The study, conducted by Dr. Jordan and his colleagues, found that SIS graft (Surgisis ES, Cook Urological, Spencer, IN) netted clinical results similar to those seen with the traditional dermal graft. The team reported that 34 (79%) of 43 surgical procedures using the dermal graft and 13 (80%) of 15 procedures using the SIS graft were judged to be successful at a mean follow-up of 18 months and 10 months, respectively.
"There is no difference [in operative handling characteristics]," he said. "The difference is that one graft comes in a package, and the other buys the patient a big scar."
Dr. Jordan's group conducted the study with 58 patients with dorsal or dorsal-lateral penile curvature resulting from mature Peyronie's disease. The preoperative workup included photo documentation of the defect and sex therapy counseling.
This latter aspect of Peyronie's treatment is not insignificant. This study and others presented at the AUA annual meeting engendered a lively discussion when several physicians noted that many of their Peyronie's patients complained of shortened penile length following the procedure. Most physicians involved in the discussion said that when shortening occurs, it seldom exceeds a centimeter. Whether the shortening was real or not, the physicians concurred that complaints about it were certain to follow the procedure and should be anticipated.
"We counsel our patients and make no illusion of the fact that their penis is not going to get any longer. One of the most frequent patient complaints about Peyronie's treatment is that their penis has been shortened. I anticipate this and warn our patients up front," Dr. Jordan said.
The mean age of the patients in the series was 57 years (34 to 75 years) and the mean penile curvature was 60 degrees (range, 40 to 90 degrees). Nearly one-third (32%) of the patients recalled penile trauma, which was usual, Dr. Jordan said, according to his experience in treating the disease.
Prior to surgical intervention, pharmacotherapy was tried in 43 patients (75%), and the mean time to surgery was 3 years. Surgery involved incision/excision of the plaque and grafting of the defect with either a dermal graft (43 patients) or an SIS graft (15 patients). Surgery corrected the curvature to within 10 degrees of normal.
Postoperative complications included difficulty in voiding in three patients (5%), transient numbness or hyperesthesia of the glans in 12 patients (20%), and penile swelling in four patients (7%). Among those who received the dermal graft, two had curvature recurrence, seven had erection deterioration, and six were started on intracavernosal injections (ICI) and showed adequate response. Of those receiving the SIS graft, one man had recurrence of curvature, one reported a residual curve of 15 degrees, and one had deterioration of erection that improved with ICI.
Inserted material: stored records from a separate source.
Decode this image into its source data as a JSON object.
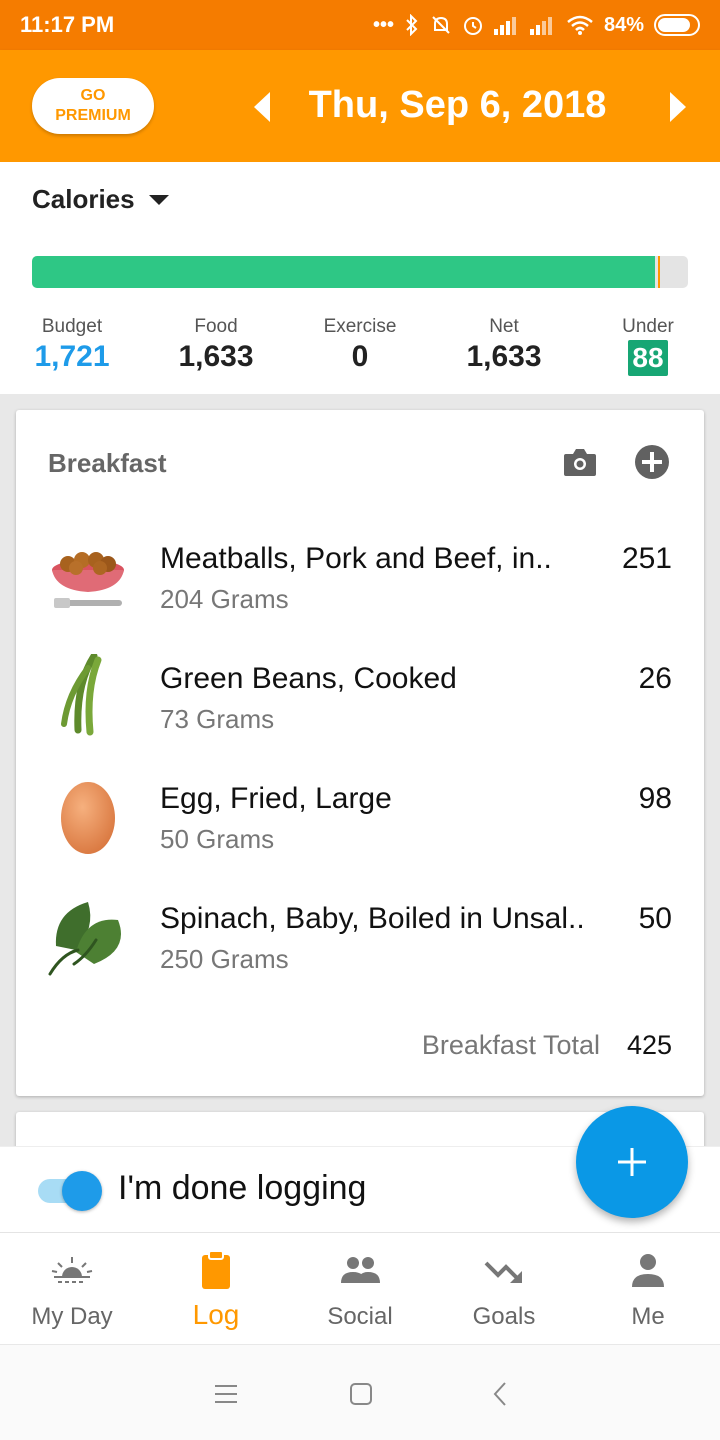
{
  "status_bar": {
    "time": "11:17 PM",
    "battery": "84%",
    "battery_level": 0.84
  },
  "header": {
    "premium_line1": "GO",
    "premium_line2": "PREMIUM",
    "date": "Thu, Sep 6, 2018",
    "prev_icon": "chevron-left-icon",
    "next_icon": "chevron-right-icon"
  },
  "summary": {
    "metric": "Calories",
    "progress_fraction": 0.949,
    "budget_marker_fraction": 0.955,
    "stats": {
      "budget_label": "Budget",
      "budget_value": "1,721",
      "food_label": "Food",
      "food_value": "1,633",
      "exercise_label": "Exercise",
      "exercise_value": "0",
      "net_label": "Net",
      "net_value": "1,633",
      "under_label": "Under",
      "under_value": "88"
    },
    "colors": {
      "progress": "#2ec785",
      "budget_blue": "#1e9be9",
      "under_badge": "#17a674"
    }
  },
  "meal": {
    "title": "Breakfast",
    "items": [
      {
        "name": "Meatballs, Pork and Beef, in..",
        "qty": "204 Grams",
        "calories": "251",
        "icon": "meatballs-icon"
      },
      {
        "name": "Green Beans, Cooked",
        "qty": "73 Grams",
        "calories": "26",
        "icon": "green-beans-icon"
      },
      {
        "name": "Egg, Fried, Large",
        "qty": "50 Grams",
        "calories": "98",
        "icon": "egg-icon"
      },
      {
        "name": "Spinach, Baby, Boiled in Unsal..",
        "qty": "250 Grams",
        "calories": "50",
        "icon": "spinach-icon"
      }
    ],
    "total_label": "Breakfast Total",
    "total_value": "425"
  },
  "done_logging": {
    "label": "I'm done logging",
    "checked": true
  },
  "nav": {
    "items": [
      {
        "label": "My Day",
        "icon": "sunrise-icon"
      },
      {
        "label": "Log",
        "icon": "clipboard-icon",
        "active": true
      },
      {
        "label": "Social",
        "icon": "people-icon"
      },
      {
        "label": "Goals",
        "icon": "trend-down-icon"
      },
      {
        "label": "Me",
        "icon": "person-icon"
      }
    ],
    "active_color": "#ff9800"
  },
  "brand_colors": {
    "header": "#ff9800",
    "status_bar": "#f57c00",
    "fab": "#0a98e6"
  }
}
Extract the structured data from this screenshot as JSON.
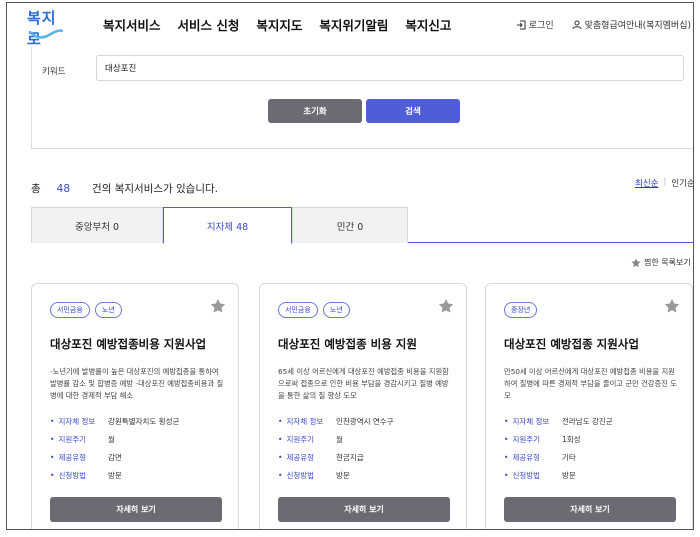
{
  "header": {
    "logo_text": "복지로",
    "nav": [
      "복지서비스",
      "서비스 신청",
      "복지지도",
      "복지위기알림",
      "복지신고"
    ],
    "login_label": "로그인",
    "guide_label": "맞춤형급여안내(복지멤버십)"
  },
  "search": {
    "keyword_label": "키워드",
    "keyword_value": "대상포진",
    "reset_label": "초기화",
    "search_label": "검색"
  },
  "results": {
    "prefix": "총",
    "count": "48",
    "suffix": "건의 복지서비스가 있습니다.",
    "sort_latest": "최신순",
    "sort_popular": "인기순"
  },
  "tabs": [
    {
      "label": "중앙부처 0"
    },
    {
      "label": "지자체 48"
    },
    {
      "label": "민간 0"
    }
  ],
  "favorites_label": "찜한 목록보기",
  "cards": [
    {
      "tags": [
        "서민금융",
        "노년"
      ],
      "title": "대상포진 예방접종비용 지원사업",
      "desc": "-노년기에 발병률이 높은 대상포진의 예방접종을 통하여 발병률 감소 및 합병증 예방 -대상포진 예방접종비용과 질병에 대한 경제적 부담 해소",
      "info": [
        {
          "key": "지자체 정보",
          "val": "강원특별자치도 횡성군"
        },
        {
          "key": "지원주기",
          "val": "월"
        },
        {
          "key": "제공유형",
          "val": "감면"
        },
        {
          "key": "신청방법",
          "val": "방문"
        }
      ],
      "button": "자세히 보기"
    },
    {
      "tags": [
        "서민금융",
        "노년"
      ],
      "title": "대상포진 예방접종 비용 지원",
      "desc": "65세 이상 어르신에게 대상포진 예방접종 비용을 지원함으로써 접종으로 인한 비용 부담을 경감시키고 질병 예방을 통한 삶의 질 향상 도모",
      "info": [
        {
          "key": "지자체 정보",
          "val": "인천광역시 연수구"
        },
        {
          "key": "지원주기",
          "val": "월"
        },
        {
          "key": "제공유형",
          "val": "현금지급"
        },
        {
          "key": "신청방법",
          "val": "방문"
        }
      ],
      "button": "자세히 보기"
    },
    {
      "tags": [
        "중장년"
      ],
      "title": "대상포진 예방접종 지원사업",
      "desc": "만50세 이상 어르신에게 대상포진 예방접종 비용을 지원하여 질병에 따른 경제적 부담을 줄이고 군민 건강증진 도모",
      "info": [
        {
          "key": "지자체 정보",
          "val": "전라남도 강진군"
        },
        {
          "key": "지원주기",
          "val": "1회성"
        },
        {
          "key": "제공유형",
          "val": "기타"
        },
        {
          "key": "신청방법",
          "val": "방문"
        }
      ],
      "button": "자세히 보기"
    }
  ],
  "colors": {
    "accent": "#4f5ed6",
    "dark_button": "#6b6b73",
    "tag_blue": "#3a48c8"
  }
}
Ninety-one percent of patients in this study were satisfied with their ability to achieve erections with the use of pharmacotherapy, the authors reported.
"Our criteria for success are relatively rigid," Dr. Jordan said. "The patient has to have a correction of curvature such that residual curvature does not impede intercourse, and erections have to be maintained at levels that existed before the surgery."